New and different problems now threaten the survival and potential growth of the small business economy.   Bills to authorize a next National Summit on Small Business have been introduced in the last five Congresses, but have failed to have enough legislative priority for passage.   Summit proposals have received strong support from leaders of the 1995 White House Conference, and from representatives of many of the major small business organizations including the US Chamber of Commerce, NFIB, NSBA, NASE, and NAWBO.  The Summit was recently selected as the top 2011 legislative priority of NSBA.  Now, with the severe impacts of the economic recession, it is critical that Congress take action to initiate another National Small Business Summit, focused on economic recovery.    No one can better identify the problems facing small business, or help develop the most cost effective solutions for them, than actual small business people who have been impacted by them.

The Summit would provide an efficient opportunity for government representatives and a representative national sample of small business leaders to analyse, discuss and prioritize small business issues.   Recommendations would then be developed for Congressional or Agency consideration.   

The Summit would be bi-partisan, including representatives from all states, and reflect the country's geographic, economic, and social diversity.  The delegates would be real small business people, appointed by members of Congress, Governors, and the President, or selected from applications submitted to the SBA Office of Advocacy as is normally done for Federal advisory groups. The new Summit format would involve Congress more heavily in the selection of both the organizing Commission and Summit participants.   Administration and Congressional leaders would also receive recognition and have an opportunity to participate in the Summit.


The Summit would also provide Congress and the Administration with broadly based input from small businesses, rather than the positions of business trade associations and organizations that focus mostly on their own or their industry's priorities. Actual small business owners will be able to communicate what they need to help grow their businesses and the economy

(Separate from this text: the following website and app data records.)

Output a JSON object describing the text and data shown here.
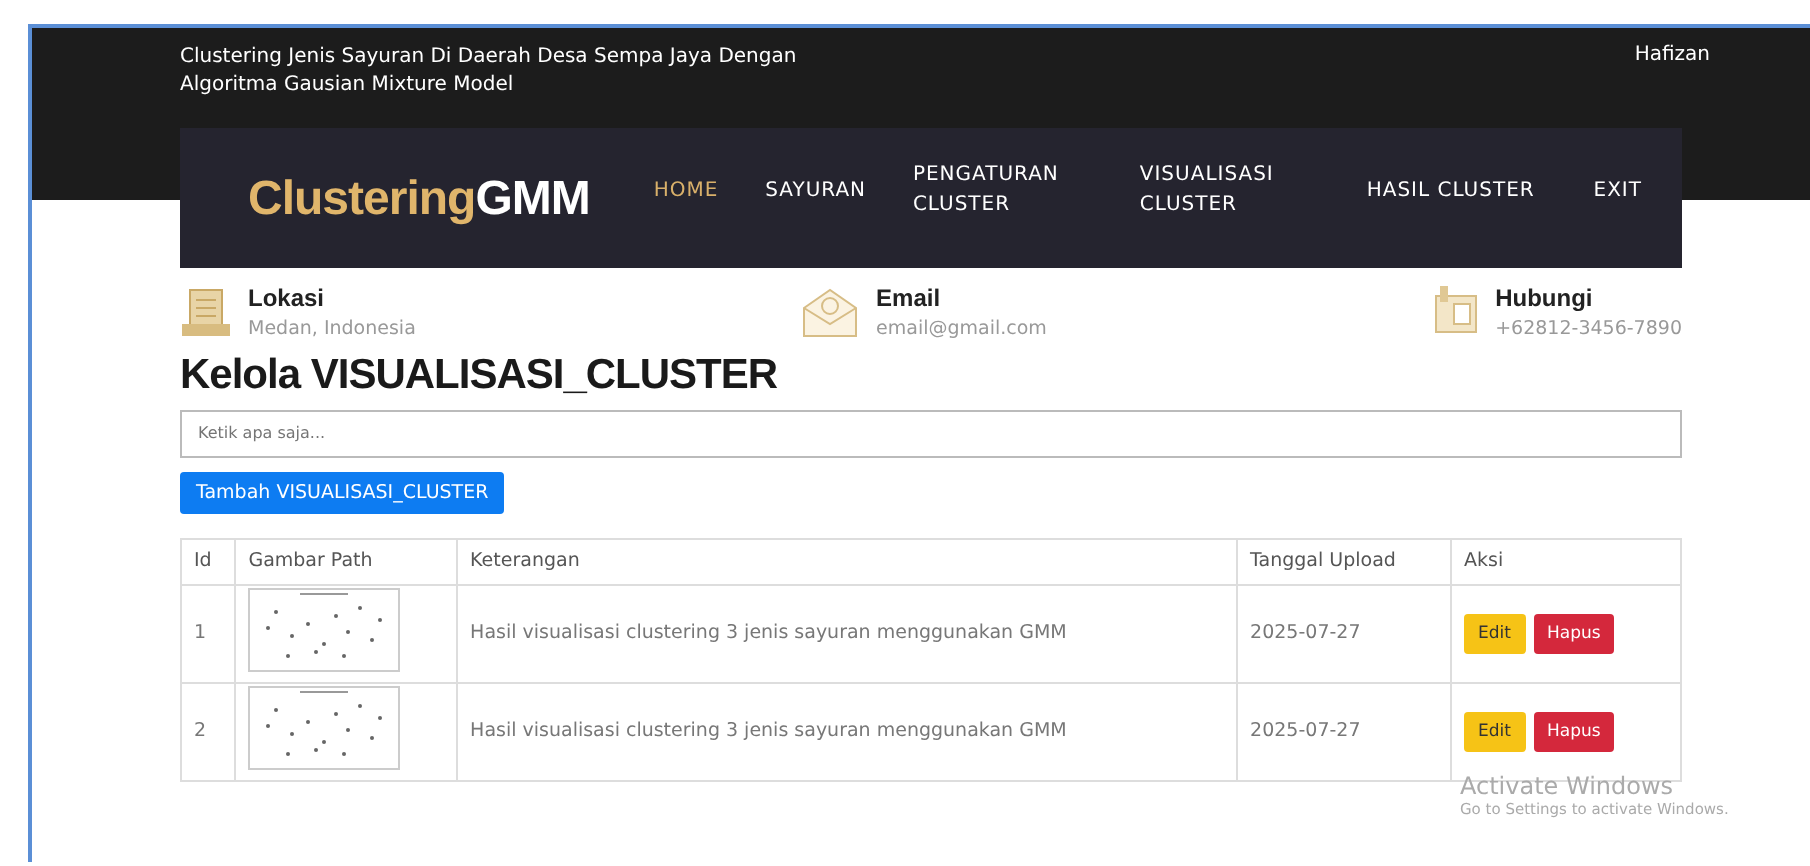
{
  "top_bar": {
    "title": "Clustering Jenis Sayuran Di Daerah Desa Sempa Jaya Dengan Algoritma Gausian Mixture Model",
    "user": "Hafizan"
  },
  "logo": {
    "part_1": "Clustering",
    "part_2": "GMM"
  },
  "nav": [
    {
      "label": "HOME",
      "selected": true
    },
    {
      "label": "SAYURAN",
      "selected": false
    },
    {
      "label": "PENGATURAN CLUSTER",
      "selected": false
    },
    {
      "label": "VISUALISASI CLUSTER",
      "selected": false
    },
    {
      "label": "HASIL CLUSTER",
      "selected": false
    },
    {
      "label": "EXIT",
      "selected": false
    }
  ],
  "info": [
    {
      "kind": "building",
      "title": "Lokasi",
      "value": "Medan, Indonesia"
    },
    {
      "kind": "mail",
      "title": "Email",
      "value": "email@gmail.com"
    },
    {
      "kind": "phone",
      "title": "Hubungi",
      "value": "+62812-3456-7890"
    }
  ],
  "heading": "Kelola VISUALISASI_CLUSTER",
  "search": {
    "placeholder": "Ketik apa saja..."
  },
  "add_button": "Tambah VISUALISASI_CLUSTER",
  "table": {
    "columns": [
      "Id",
      "Gambar Path",
      "Keterangan",
      "Tanggal Upload",
      "Aksi"
    ],
    "rows": [
      {
        "id": "1",
        "description": "Hasil visualisasi clustering 3 jenis sayuran menggunakan GMM",
        "date": "2025-07-27",
        "actions": [
          "Edit",
          "Hapus"
        ]
      },
      {
        "id": "2",
        "description": "Hasil visualisasi clustering 3 jenis sayuran menggunakan GMM",
        "date": "2025-07-27",
        "actions": [
          "Edit",
          "Hapus"
        ]
      }
    ]
  },
  "os_notice": {
    "title": "Activate Windows",
    "text": "Go to Settings to activate Windows."
  }
}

The Summit would be efficiently organized, with policy guidance from an appointed Advisory Council of small business leaders and the SBA Chief Counsel for Advocacy, to assure that the process effectively identifies the most significant small business issues.


To reduce funding needs, the Summit would utilize cost efficient electronic information sharing and communication technologies, to develop and communicate issues before during and after the Summit.   This would eliminate the need for the costly state and regional conferences that were used for the 1995 Conference process, although states would be encouraged to hold optional state small business summits.   Elected issue leaders could also continue to provide small business input to the SBA Office of Advocacy after the Summit.   This would provide SBA with input on new and changing issues, and help assure that Agency’s programs and positions reflect current small business needs.


Corporate sponsorships would be used to offset the cost of Summit events and meals, and participant registration fees would cover remaining direct expenses of the Summit.   There would be no public expense other than the staff time of SBA personnel and other government participants in summit events, and printing and electronic communication expenses.


Although the 111th Congress Senate and House bills called for a Summit to be held prior to the end of 2010, that date should now be changed to June of 2012 or 2013, depending on the date of passage.    This would allow a more realistic time for Congressional approval, and adequate time for SBA to properly plan and conduct the Summit.